That compares with a peak demand of 47,358 MW last year and the all-time high of 50,270 MW set in July 2006. That could put stress on the power grid, particularly with the shut-in of Aliso Canyon, following a massive leak at the underground storage facility in October. The facility, in the San Fernando Valley, is the second largest storage field in the western United States, according to federal data, and therefore crucial for power generation. All customers, including homes, hospitals, oil refineries and airports are at risk of losing power at some point this summer because a majority of electric generating stations in California use gas as their primary fuel. In April, millions of electric customers in Southern California were warned they could suffer power outages of up to 14 days this summer due to the closure.

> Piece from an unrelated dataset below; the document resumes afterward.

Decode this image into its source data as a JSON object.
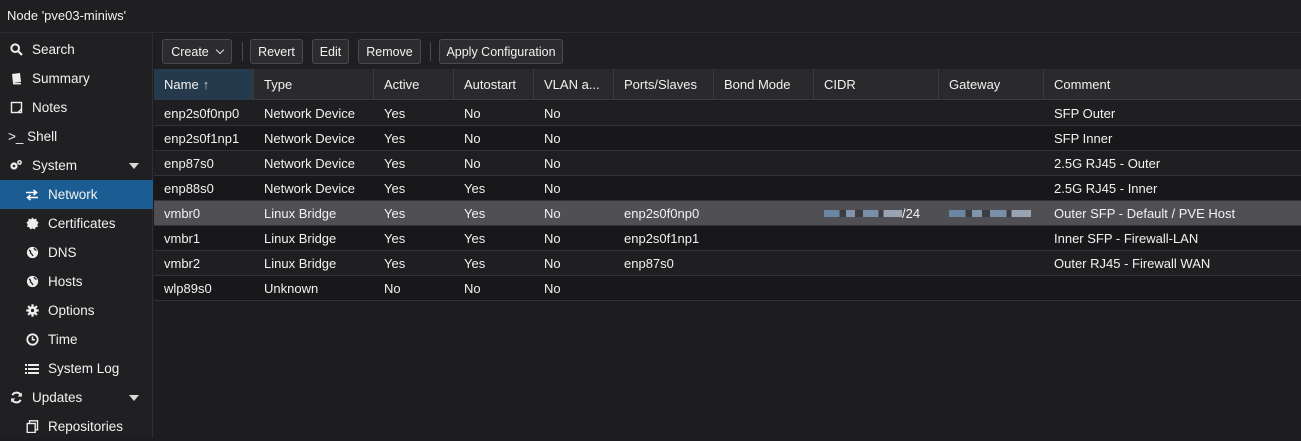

Read more …

“The Border Force Act gives the Australian government the power to jail, for up to two years, anybody employed by the department..”

Australia Whistleblower Loses Job After Speaking Out On Refugee Camps (G.)

The trauma specialist who condemned the treatment of asylum seekers and refugees in Australia’s offshore detention regime as the worst “atrocity” he has seen has had his contract to work on Nauru terminated. Psychologist Paul Stevenson, whom the Australian government awarded an Order of Australia for his work counselling victims of the Bali bombings, had undertaken 14 deployments to Nauru and to Manus Island in Papua New Guinea. He was due to return to Nauru on Thursday. But after he spoke publicly to the Guardian about his experiences working within Australia’s offshore detention regime – describing conditions in the camps as “demoralising … and desperate” – he was told his contract had been summarily cancelled.

PsyCare, the company through which he was employed to provide counselling to guards working in offshore detention, informed him by email his employment had been terminated. Stevenson said the news was not unexpected. “But the public needs to hear about the consequences people face for speaking out, and to understand the level they go to in minimising access.” [..] The Border Force Act gives the Australian government the power to jail, for up to two years, anybody employed by the department or its contractors who speaks publicly about conditions inside the offshore detention regime, including doctors advocating for better healthcare, or other workers exposing sexual and physical abuse of detainees.

Read more …